(App and web page records)

/---

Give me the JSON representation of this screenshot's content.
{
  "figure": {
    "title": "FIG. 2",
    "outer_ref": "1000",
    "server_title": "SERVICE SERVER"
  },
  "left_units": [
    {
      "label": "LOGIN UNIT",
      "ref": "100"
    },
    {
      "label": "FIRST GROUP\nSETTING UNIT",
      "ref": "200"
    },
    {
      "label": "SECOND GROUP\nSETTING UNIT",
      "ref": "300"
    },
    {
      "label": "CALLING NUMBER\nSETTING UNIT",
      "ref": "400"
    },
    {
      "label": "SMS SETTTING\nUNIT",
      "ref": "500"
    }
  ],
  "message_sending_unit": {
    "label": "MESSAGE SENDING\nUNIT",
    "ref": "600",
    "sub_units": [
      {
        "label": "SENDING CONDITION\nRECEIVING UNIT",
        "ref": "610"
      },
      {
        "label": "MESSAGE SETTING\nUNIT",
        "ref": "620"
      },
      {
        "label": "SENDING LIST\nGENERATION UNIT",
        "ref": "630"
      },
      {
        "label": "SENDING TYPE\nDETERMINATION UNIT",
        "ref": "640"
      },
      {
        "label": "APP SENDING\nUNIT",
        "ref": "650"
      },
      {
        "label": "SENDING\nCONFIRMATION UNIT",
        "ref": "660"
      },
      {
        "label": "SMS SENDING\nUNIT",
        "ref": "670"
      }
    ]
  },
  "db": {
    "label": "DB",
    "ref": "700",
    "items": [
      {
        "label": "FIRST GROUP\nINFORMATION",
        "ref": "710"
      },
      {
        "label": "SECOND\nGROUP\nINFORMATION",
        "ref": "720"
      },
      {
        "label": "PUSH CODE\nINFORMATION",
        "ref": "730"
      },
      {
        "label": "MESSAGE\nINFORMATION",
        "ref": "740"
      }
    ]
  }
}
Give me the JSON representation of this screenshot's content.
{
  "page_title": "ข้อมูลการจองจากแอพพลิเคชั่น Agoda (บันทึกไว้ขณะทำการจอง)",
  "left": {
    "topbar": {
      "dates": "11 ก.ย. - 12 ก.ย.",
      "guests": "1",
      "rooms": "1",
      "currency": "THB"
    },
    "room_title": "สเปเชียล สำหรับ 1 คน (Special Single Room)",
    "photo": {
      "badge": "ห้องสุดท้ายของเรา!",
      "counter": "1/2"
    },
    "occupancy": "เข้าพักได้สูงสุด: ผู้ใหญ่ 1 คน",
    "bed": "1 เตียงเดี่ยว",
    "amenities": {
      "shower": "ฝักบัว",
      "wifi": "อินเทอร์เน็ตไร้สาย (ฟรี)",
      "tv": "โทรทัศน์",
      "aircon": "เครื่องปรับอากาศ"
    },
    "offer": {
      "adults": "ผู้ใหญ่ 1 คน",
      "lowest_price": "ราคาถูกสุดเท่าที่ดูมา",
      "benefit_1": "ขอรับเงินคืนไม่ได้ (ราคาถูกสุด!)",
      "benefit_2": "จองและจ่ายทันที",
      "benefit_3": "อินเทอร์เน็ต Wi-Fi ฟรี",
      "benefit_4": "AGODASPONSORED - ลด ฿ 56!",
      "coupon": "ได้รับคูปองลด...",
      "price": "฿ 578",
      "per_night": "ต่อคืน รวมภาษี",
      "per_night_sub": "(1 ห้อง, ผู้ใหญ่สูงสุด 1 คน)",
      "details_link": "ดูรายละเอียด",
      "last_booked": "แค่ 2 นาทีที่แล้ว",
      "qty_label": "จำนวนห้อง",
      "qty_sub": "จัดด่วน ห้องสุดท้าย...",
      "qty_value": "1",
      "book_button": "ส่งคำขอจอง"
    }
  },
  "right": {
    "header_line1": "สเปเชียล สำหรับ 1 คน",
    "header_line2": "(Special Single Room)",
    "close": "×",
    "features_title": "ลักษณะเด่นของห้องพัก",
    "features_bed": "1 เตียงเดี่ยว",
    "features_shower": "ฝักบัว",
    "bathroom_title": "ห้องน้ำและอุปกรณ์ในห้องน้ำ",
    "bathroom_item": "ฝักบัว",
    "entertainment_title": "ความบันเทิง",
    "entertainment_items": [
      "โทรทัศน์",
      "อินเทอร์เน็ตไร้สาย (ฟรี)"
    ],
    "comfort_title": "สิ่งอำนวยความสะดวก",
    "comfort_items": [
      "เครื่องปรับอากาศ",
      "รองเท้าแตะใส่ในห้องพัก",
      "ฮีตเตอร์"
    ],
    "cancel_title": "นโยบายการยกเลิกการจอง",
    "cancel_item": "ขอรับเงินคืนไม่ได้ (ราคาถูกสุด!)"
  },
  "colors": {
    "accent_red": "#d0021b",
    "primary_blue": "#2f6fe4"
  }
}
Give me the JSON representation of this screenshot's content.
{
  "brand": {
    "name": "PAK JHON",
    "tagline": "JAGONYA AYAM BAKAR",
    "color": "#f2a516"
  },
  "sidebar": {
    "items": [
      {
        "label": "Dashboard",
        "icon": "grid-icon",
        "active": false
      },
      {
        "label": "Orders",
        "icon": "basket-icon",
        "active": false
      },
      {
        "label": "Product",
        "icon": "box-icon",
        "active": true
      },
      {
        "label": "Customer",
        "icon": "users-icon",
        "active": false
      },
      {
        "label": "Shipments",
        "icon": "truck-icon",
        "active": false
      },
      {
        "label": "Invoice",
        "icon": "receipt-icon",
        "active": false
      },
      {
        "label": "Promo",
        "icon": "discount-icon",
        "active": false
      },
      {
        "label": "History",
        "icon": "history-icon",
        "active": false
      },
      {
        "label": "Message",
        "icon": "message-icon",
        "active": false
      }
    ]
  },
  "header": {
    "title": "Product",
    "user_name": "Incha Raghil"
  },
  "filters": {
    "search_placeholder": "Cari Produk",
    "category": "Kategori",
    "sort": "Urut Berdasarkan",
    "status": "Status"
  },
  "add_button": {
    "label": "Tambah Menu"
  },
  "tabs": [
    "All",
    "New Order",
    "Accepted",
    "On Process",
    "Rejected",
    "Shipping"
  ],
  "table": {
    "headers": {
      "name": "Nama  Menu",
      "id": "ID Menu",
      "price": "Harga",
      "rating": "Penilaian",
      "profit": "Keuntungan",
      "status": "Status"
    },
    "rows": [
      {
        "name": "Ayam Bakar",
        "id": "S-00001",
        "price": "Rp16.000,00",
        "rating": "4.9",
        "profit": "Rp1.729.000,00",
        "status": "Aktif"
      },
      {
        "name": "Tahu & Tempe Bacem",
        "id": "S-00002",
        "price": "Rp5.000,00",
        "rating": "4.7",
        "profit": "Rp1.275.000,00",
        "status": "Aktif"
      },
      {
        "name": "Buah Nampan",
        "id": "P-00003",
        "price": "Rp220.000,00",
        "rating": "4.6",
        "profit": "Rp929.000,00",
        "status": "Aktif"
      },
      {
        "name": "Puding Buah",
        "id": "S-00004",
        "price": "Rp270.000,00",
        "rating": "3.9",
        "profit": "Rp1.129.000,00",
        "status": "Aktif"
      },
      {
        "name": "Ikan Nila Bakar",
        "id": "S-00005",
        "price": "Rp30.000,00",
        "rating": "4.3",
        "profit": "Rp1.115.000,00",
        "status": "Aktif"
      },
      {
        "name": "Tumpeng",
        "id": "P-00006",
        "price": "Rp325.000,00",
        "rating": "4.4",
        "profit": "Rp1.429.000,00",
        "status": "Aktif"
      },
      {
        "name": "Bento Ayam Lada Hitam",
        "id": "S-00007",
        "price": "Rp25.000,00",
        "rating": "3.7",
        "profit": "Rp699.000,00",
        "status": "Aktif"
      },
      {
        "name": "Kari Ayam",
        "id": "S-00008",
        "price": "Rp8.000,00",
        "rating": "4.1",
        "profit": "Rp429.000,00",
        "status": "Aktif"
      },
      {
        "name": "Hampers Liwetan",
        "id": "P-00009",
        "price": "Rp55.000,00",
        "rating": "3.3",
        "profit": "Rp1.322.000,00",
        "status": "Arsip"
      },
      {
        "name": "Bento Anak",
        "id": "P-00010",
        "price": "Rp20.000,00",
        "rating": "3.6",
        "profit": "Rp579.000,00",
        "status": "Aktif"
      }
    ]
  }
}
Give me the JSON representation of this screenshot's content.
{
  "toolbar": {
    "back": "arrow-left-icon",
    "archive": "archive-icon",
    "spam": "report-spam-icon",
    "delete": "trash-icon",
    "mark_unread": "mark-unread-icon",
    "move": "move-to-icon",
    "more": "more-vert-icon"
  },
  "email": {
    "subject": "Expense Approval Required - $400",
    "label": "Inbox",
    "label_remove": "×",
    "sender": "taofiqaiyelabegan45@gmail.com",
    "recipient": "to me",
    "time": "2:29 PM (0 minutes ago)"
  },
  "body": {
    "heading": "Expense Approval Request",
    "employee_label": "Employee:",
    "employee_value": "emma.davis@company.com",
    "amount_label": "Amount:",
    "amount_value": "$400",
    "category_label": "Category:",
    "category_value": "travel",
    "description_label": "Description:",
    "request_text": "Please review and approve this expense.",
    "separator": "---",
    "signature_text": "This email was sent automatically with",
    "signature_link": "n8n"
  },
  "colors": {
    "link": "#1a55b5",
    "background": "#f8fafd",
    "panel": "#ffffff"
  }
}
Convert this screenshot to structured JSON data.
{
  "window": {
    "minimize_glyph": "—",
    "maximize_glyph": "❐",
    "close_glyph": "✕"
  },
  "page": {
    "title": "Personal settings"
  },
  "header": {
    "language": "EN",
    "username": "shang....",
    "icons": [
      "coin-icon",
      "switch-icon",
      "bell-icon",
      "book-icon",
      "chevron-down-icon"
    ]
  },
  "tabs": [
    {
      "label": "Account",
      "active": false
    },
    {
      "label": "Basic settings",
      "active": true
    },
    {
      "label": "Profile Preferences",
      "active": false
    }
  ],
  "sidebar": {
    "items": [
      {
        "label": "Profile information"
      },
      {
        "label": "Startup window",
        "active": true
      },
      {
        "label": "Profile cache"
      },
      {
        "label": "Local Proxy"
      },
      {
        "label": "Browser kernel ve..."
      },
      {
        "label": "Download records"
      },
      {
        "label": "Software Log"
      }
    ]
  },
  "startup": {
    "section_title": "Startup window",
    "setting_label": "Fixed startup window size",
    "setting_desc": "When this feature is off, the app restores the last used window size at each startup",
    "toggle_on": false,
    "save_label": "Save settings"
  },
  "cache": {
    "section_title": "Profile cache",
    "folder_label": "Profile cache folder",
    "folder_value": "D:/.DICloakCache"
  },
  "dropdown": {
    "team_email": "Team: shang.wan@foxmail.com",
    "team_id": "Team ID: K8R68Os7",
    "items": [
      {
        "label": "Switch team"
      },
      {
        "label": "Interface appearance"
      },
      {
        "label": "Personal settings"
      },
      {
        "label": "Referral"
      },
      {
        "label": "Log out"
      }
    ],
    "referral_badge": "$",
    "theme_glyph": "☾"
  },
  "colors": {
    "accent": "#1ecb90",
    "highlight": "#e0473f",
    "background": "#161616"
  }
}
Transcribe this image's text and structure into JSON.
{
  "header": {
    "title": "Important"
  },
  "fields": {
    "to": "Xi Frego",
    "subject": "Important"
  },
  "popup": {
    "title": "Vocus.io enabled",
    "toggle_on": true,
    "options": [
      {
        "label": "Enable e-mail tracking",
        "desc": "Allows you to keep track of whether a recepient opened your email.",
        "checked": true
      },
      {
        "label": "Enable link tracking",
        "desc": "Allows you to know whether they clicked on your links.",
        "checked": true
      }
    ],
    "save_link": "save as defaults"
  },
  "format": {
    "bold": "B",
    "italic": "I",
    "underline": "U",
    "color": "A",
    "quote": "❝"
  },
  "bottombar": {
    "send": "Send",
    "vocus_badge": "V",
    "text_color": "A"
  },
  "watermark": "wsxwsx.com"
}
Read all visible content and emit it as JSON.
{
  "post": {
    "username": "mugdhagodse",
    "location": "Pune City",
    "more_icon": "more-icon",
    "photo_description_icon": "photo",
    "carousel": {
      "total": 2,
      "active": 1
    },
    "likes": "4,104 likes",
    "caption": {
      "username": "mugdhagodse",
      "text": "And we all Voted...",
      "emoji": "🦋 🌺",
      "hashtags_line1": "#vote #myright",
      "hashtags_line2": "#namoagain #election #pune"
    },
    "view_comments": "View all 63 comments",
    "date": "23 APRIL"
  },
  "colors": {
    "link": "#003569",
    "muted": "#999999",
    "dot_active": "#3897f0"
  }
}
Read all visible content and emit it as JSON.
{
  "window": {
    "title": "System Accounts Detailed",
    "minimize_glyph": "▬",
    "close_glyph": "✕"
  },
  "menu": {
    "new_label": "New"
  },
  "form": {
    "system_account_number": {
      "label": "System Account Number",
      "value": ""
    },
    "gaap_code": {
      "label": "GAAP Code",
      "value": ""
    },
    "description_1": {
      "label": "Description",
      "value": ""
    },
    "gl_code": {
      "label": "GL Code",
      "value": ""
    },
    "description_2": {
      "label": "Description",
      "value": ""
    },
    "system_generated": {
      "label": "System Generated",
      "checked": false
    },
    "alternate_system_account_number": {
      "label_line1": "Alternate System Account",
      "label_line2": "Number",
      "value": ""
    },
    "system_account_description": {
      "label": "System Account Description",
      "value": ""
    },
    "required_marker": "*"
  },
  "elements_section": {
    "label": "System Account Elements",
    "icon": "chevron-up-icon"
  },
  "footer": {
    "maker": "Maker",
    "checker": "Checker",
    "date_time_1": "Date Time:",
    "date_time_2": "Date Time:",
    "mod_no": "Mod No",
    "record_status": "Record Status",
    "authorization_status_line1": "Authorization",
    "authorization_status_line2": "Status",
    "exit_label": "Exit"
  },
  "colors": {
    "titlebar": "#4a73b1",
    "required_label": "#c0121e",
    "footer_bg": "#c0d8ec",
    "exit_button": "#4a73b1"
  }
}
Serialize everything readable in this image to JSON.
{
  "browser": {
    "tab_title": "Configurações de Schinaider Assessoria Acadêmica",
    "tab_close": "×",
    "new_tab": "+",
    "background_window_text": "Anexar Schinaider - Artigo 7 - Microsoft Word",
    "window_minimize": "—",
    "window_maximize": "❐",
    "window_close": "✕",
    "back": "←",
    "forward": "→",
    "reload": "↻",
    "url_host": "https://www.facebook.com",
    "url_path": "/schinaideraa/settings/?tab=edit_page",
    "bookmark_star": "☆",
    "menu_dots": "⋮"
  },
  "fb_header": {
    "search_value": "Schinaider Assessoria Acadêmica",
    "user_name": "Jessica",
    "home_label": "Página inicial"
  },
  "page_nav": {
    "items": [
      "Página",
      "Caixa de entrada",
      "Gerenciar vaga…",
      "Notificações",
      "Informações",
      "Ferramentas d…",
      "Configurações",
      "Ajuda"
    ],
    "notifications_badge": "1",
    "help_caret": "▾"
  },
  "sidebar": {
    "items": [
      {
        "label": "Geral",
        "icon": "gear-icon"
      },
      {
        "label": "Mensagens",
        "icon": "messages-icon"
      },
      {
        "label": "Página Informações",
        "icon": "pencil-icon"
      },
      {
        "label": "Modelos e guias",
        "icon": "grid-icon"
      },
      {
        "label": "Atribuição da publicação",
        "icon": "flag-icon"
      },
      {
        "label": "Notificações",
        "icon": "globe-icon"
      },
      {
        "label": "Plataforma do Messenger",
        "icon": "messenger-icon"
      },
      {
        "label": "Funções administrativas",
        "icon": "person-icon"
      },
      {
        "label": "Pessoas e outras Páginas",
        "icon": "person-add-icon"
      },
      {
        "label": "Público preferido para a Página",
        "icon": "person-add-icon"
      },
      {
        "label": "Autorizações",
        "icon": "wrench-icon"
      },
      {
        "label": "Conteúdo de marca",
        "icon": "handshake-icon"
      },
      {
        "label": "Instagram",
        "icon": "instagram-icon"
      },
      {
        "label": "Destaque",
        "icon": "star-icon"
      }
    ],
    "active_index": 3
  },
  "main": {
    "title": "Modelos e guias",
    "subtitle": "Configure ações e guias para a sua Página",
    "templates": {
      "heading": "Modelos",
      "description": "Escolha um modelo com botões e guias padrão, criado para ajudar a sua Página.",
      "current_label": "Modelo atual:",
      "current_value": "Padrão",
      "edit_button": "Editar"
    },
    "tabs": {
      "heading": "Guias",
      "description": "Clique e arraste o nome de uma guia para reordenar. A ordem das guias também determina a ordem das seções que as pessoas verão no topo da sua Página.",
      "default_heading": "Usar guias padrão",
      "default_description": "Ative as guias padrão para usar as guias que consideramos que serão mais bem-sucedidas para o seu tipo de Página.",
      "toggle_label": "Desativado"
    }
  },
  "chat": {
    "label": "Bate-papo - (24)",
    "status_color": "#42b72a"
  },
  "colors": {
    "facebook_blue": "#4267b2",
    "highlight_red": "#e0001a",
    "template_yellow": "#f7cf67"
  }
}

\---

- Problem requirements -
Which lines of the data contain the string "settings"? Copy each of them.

- Task response -
    "title": "Personal settings"
      "label": "Basic settings",
    "save_label": "Save settings"
        "label": "Personal settings"
    "url_path": "/schinaideraa/settings/?tab=edit_page",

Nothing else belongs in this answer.